Can President Obama's big jobs plan actually reinvigorate the sluggish economy? Rep. George Miller of California, the top Democrat on the House Education and the Workforce Committee, wants to know the answer to that question. He's hoping that Rep. John Kline, R-Minn., the chairman of the panel, will start hearings immediately on whether or not the jobs plan could work.
Miller sent a letter on Friday to Kline asking that the committee get started immediately.
Specifically, Miller wants to see the panel take a look at the education portion of the nearly $450 billion jobs plan, which Obama is slated to send to Congress today. The plan includes $25 billion for K-12 school construction, $5 billion for community college renovations, and $30 billion to avert teacher layoffs and spur hiring at schools.
In the letter, Miller says that 85,000 school personnel this summer received pink slips (which, in educationland, isn't always the same thing as being laid off). That brings the total number of education workers laid off since 2008 to a whopping 290,000, Miller says. That had led to larger class sizes, Miller argues, and could jeopardize the nation's economic future.
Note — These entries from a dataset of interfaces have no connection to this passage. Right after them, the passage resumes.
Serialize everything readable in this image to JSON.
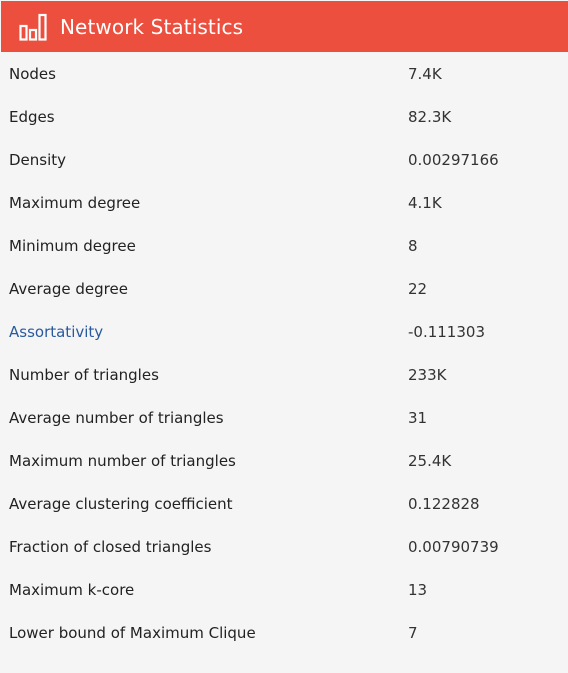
{
  "header": {
    "title": "Network Statistics",
    "icon": "bar-chart-icon",
    "color": "#ed4f3e"
  },
  "link_color": "#2a5a9e",
  "stats": [
    {
      "label": "Nodes",
      "value": "7.4K",
      "link": false
    },
    {
      "label": "Edges",
      "value": "82.3K",
      "link": false
    },
    {
      "label": "Density",
      "value": "0.00297166",
      "link": false
    },
    {
      "label": "Maximum degree",
      "value": "4.1K",
      "link": false
    },
    {
      "label": "Minimum degree",
      "value": "8",
      "link": false
    },
    {
      "label": "Average degree",
      "value": "22",
      "link": false
    },
    {
      "label": "Assortativity",
      "value": "-0.111303",
      "link": true
    },
    {
      "label": "Number of triangles",
      "value": "233K",
      "link": false
    },
    {
      "label": "Average number of triangles",
      "value": "31",
      "link": false
    },
    {
      "label": "Maximum number of triangles",
      "value": "25.4K",
      "link": false
    },
    {
      "label": "Average clustering coefficient",
      "value": "0.122828",
      "link": false
    },
    {
      "label": "Fraction of closed triangles",
      "value": "0.00790739",
      "link": false
    },
    {
      "label": "Maximum k-core",
      "value": "13",
      "link": false
    },
    {
      "label": "Lower bound of Maximum Clique",
      "value": "7",
      "link": false
    }
  ]
}
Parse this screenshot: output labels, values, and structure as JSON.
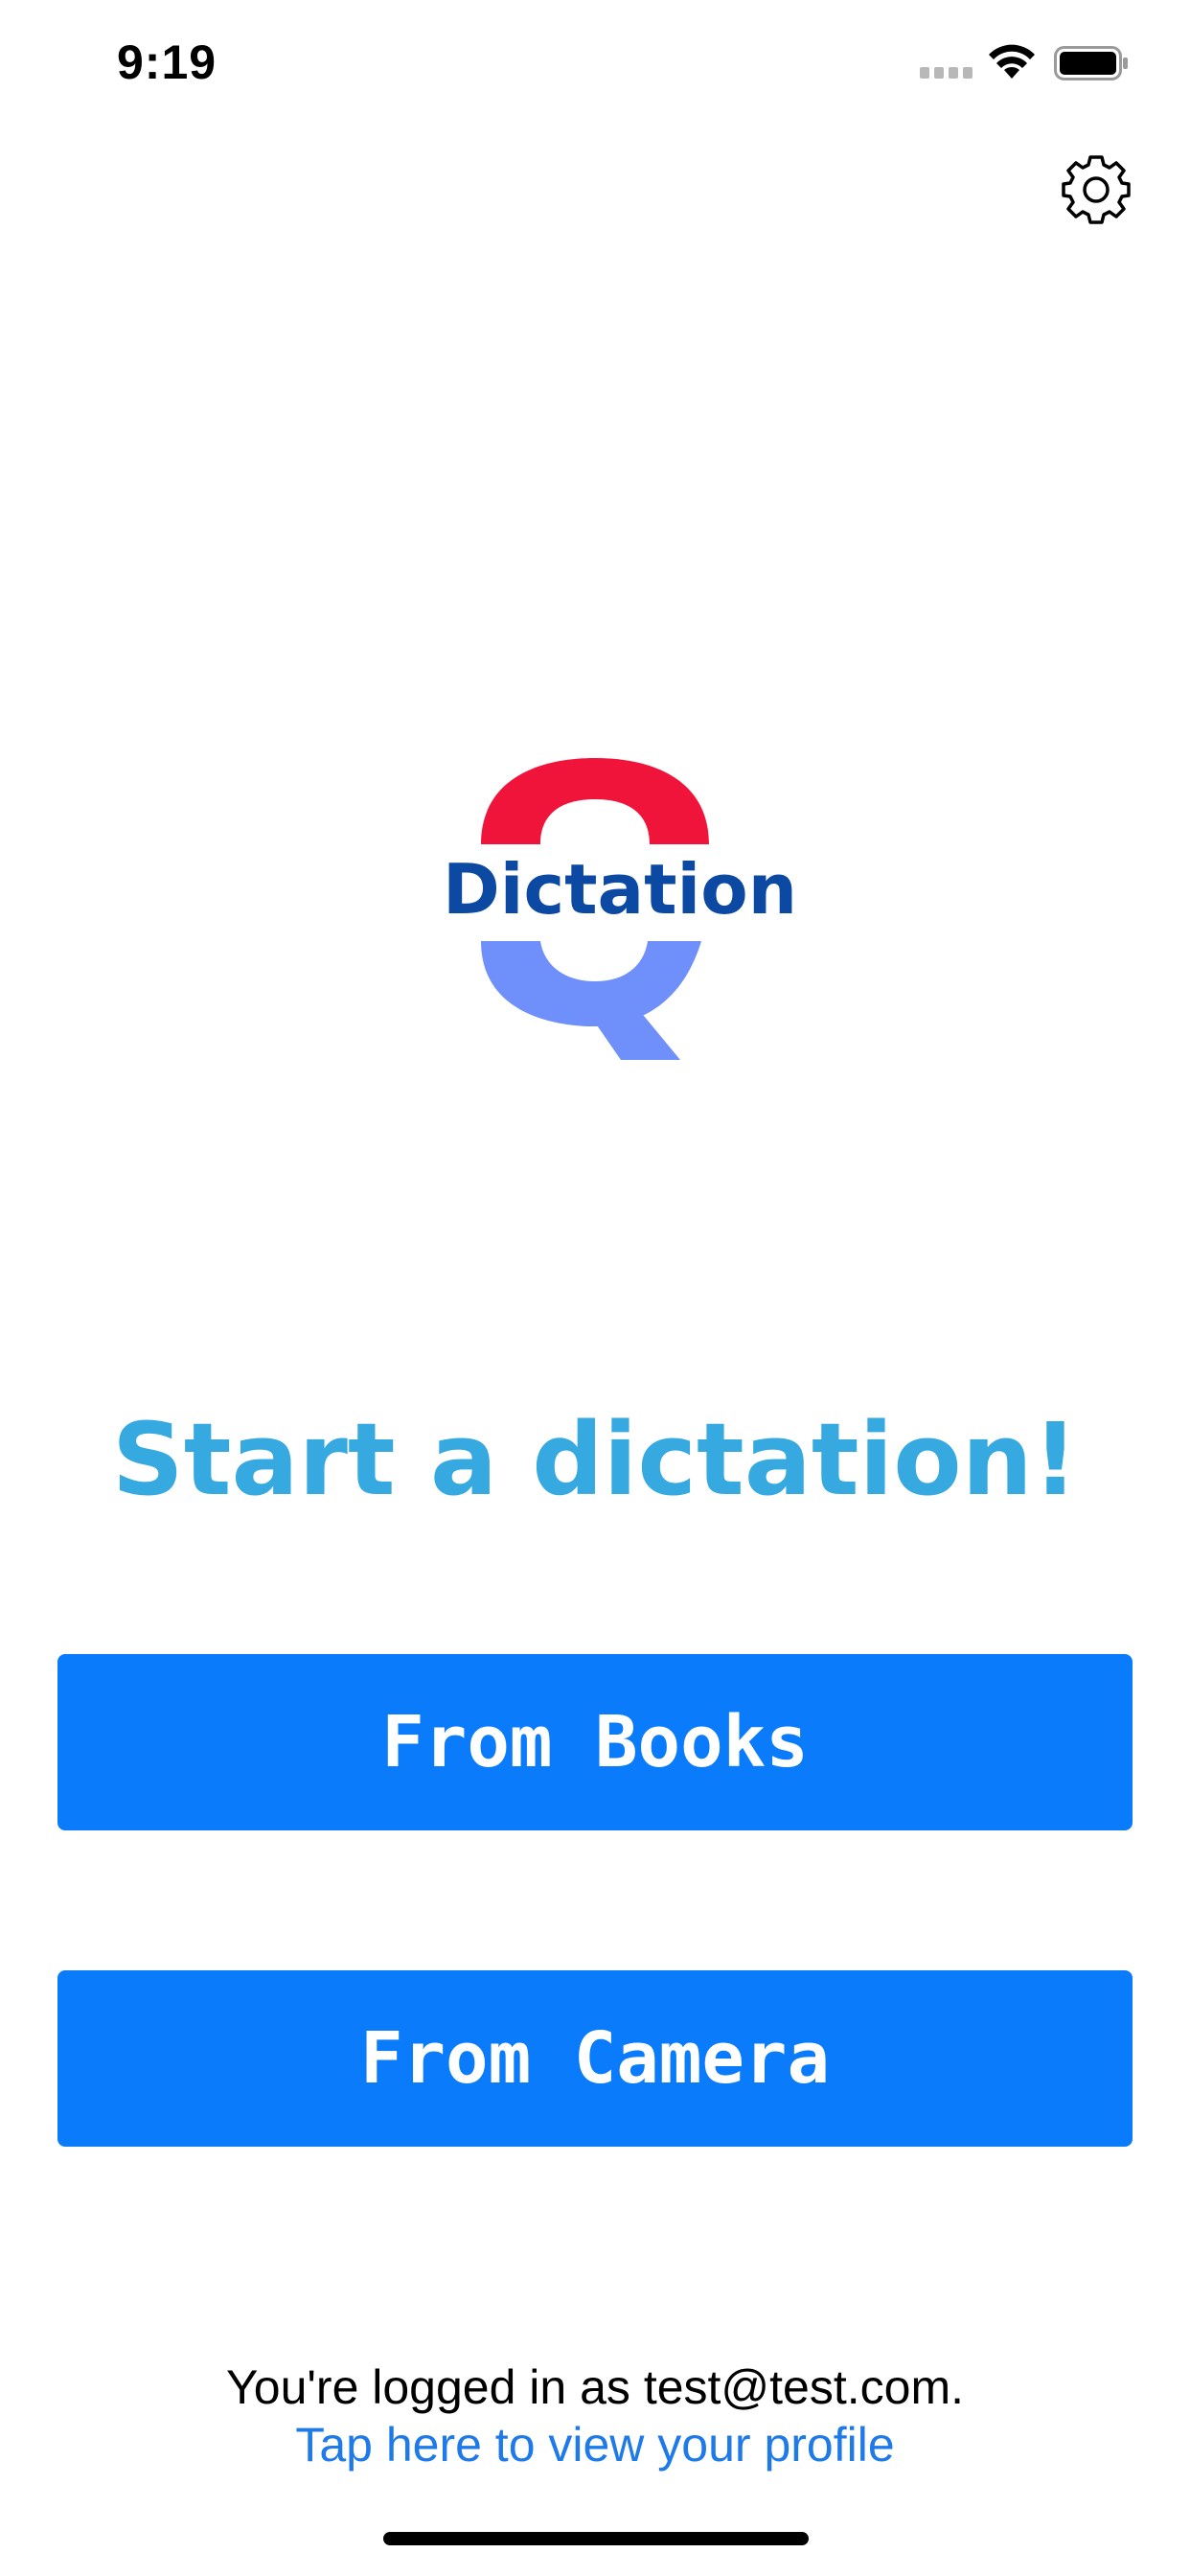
{
  "status_bar": {
    "time": "9:19"
  },
  "settings": {
    "icon": "gear-icon"
  },
  "logo": {
    "text": "Dictation",
    "colors": {
      "top": "#f0143a",
      "bottom": "#6f8ffb",
      "text": "#0b49a3"
    }
  },
  "main": {
    "heading": "Start a dictation!",
    "buttons": {
      "books": "From Books",
      "camera": "From Camera"
    }
  },
  "footer": {
    "login_text": "You're logged in as test@test.com.",
    "profile_link": "Tap here to view your profile"
  },
  "colors": {
    "accent": "#0a7bfa",
    "heading": "#35a9e0",
    "link": "#1f7ae9"
  }
}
Miller also wants the committee, which has jurisdiction over labor issues, to look into some of the president's workforce proposals, including a $5 billion "Pathways Back to Work" program, which would cover the cost of jobs training programs, including summer employment for disadvantaged youth.
A spokeswoman for Kline didn't respond immediately to a request for reaction to Miller's letter. UPDATE: - Alexandra Sollberger, a spokeswoman for the House Education and Labor Committee, emailed to say, "No committee activity surrounding the president's proposal has been scheduled at this time. Once we receive the proposal and have an opportunity to review the details, we'll be able to make a decisions about next steps. Please stay tuned."
But, Kline and other committee Republicans are clearly skeptical about the plan, which they essentially argue is throwing good money after bad (aka the stimulus). GOP lawmakers also say that more money for education hasn't lead to better student outcomes.
And, they argue, school districts around the country aren't doing enough to cut costs while ensuring that students aren't effected, in part because most continue to rely on a "last hired, first fired" system for deciding which teachers to lay off first. That doesn't take teacher effectiveness into account, GOP lawmakers say. They're also worried the president's school construction initative could mean more regulation of the school facilities industry and a "federal takeover" of K-12 construction.
Also, for those of you watching the long stalled and still stuck reauthorization of the Elementary and Secondary Education Act, the jobs proposal could set up yet another stumbling block to completing it this year. In his letter, Miller asked Kline to get going to reauthorization of the Workforce Investment Act, or WIA. That's the law that governs job training programs. But a new focus on WIA might take attention from ESEA.